Extracted entries:
:::::

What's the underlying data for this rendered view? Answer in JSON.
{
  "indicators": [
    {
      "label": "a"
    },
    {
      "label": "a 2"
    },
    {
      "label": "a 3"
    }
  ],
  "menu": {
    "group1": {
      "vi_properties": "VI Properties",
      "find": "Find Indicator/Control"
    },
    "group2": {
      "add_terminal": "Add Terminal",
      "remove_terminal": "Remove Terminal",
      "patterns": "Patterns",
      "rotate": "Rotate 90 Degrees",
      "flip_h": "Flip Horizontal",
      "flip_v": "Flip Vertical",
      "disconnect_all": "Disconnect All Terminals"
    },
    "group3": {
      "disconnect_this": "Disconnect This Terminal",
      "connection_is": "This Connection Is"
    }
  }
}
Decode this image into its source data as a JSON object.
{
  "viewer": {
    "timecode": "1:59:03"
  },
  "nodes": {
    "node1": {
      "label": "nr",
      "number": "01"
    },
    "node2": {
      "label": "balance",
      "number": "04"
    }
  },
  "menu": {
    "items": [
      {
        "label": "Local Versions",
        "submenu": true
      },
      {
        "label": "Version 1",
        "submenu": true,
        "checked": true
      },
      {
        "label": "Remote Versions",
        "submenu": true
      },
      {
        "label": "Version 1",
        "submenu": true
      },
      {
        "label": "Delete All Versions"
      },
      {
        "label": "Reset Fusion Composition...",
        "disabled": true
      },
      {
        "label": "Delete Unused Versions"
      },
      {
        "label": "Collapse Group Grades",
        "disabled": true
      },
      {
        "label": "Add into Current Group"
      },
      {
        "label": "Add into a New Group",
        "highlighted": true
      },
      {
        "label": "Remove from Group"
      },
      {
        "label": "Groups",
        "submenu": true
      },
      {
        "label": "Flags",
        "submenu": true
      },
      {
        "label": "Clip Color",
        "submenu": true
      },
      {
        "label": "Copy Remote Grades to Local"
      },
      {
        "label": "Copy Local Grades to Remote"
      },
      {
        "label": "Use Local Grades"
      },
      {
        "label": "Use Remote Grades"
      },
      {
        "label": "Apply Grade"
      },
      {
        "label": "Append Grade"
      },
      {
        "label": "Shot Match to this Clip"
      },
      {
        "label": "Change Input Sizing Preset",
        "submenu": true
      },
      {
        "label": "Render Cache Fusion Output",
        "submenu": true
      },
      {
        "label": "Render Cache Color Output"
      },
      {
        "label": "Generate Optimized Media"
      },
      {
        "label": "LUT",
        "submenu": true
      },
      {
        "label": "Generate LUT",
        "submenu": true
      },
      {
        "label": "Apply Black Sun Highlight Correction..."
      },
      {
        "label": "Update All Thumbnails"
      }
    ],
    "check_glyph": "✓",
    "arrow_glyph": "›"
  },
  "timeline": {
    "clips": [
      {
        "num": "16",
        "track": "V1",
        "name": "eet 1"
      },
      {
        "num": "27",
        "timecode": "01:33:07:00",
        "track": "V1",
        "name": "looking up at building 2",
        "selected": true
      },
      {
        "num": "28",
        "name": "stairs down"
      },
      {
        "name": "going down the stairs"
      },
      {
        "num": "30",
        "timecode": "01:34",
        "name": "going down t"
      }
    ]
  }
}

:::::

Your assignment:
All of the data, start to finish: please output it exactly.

Result for this task:
What's the underlying data for this rendered view? Answer in JSON.
{
  "indicators": [
    {
      "label": "a"
    },
    {
      "label": "a 2"
    },
    {
      "label": "a 3"
    }
  ],
  "menu": {
    "group1": {
      "vi_properties": "VI Properties",
      "find": "Find Indicator/Control"
    },
    "group2": {
      "add_terminal": "Add Terminal",
      "remove_terminal": "Remove Terminal",
      "patterns": "Patterns",
      "rotate": "Rotate 90 Degrees",
      "flip_h": "Flip Horizontal",
      "flip_v": "Flip Vertical",
      "disconnect_all": "Disconnect All Terminals"
    },
    "group3": {
      "disconnect_this": "Disconnect This Terminal",
      "connection_is": "This Connection Is"
    }
  }
}
Decode this image into its source data as a JSON object.
{
  "viewer": {
    "timecode": "1:59:03"
  },
  "nodes": {
    "node1": {
      "label": "nr",
      "number": "01"
    },
    "node2": {
      "label": "balance",
      "number": "04"
    }
  },
  "menu": {
    "items": [
      {
        "label": "Local Versions",
        "submenu": true
      },
      {
        "label": "Version 1",
        "submenu": true,
        "checked": true
      },
      {
        "label": "Remote Versions",
        "submenu": true
      },
      {
        "label": "Version 1",
        "submenu": true
      },
      {
        "label": "Delete All Versions"
      },
      {
        "label": "Reset Fusion Composition...",
        "disabled": true
      },
      {
        "label": "Delete Unused Versions"
      },
      {
        "label": "Collapse Group Grades",
        "disabled": true
      },
      {
        "label": "Add into Current Group"
      },
      {
        "label": "Add into a New Group",
        "highlighted": true
      },
      {
        "label": "Remove from Group"
      },
      {
        "label": "Groups",
        "submenu": true
      },
      {
        "label": "Flags",
        "submenu": true
      },
      {
        "label": "Clip Color",
        "submenu": true
      },
      {
        "label": "Copy Remote Grades to Local"
      },
      {
        "label": "Copy Local Grades to Remote"
      },
      {
        "label": "Use Local Grades"
      },
      {
        "label": "Use Remote Grades"
      },
      {
        "label": "Apply Grade"
      },
      {
        "label": "Append Grade"
      },
      {
        "label": "Shot Match to this Clip"
      },
      {
        "label": "Change Input Sizing Preset",
        "submenu": true
      },
      {
        "label": "Render Cache Fusion Output",
        "submenu": true
      },
      {
        "label": "Render Cache Color Output"
      },
      {
        "label": "Generate Optimized Media"
      },
      {
        "label": "LUT",
        "submenu": true
      },
      {
        "label": "Generate LUT",
        "submenu": true
      },
      {
        "label": "Apply Black Sun Highlight Correction..."
      },
      {
        "label": "Update All Thumbnails"
      }
    ],
    "check_glyph": "✓",
    "arrow_glyph": "›"
  },
  "timeline": {
    "clips": [
      {
        "num": "16",
        "track": "V1",
        "name": "eet 1"
      },
      {
        "num": "27",
        "timecode": "01:33:07:00",
        "track": "V1",
        "name": "looking up at building 2",
        "selected": true
      },
      {
        "num": "28",
        "name": "stairs down"
      },
      {
        "name": "going down the stairs"
      },
      {
        "num": "30",
        "timecode": "01:34",
        "name": "going down t"
      }
    ]
  }
}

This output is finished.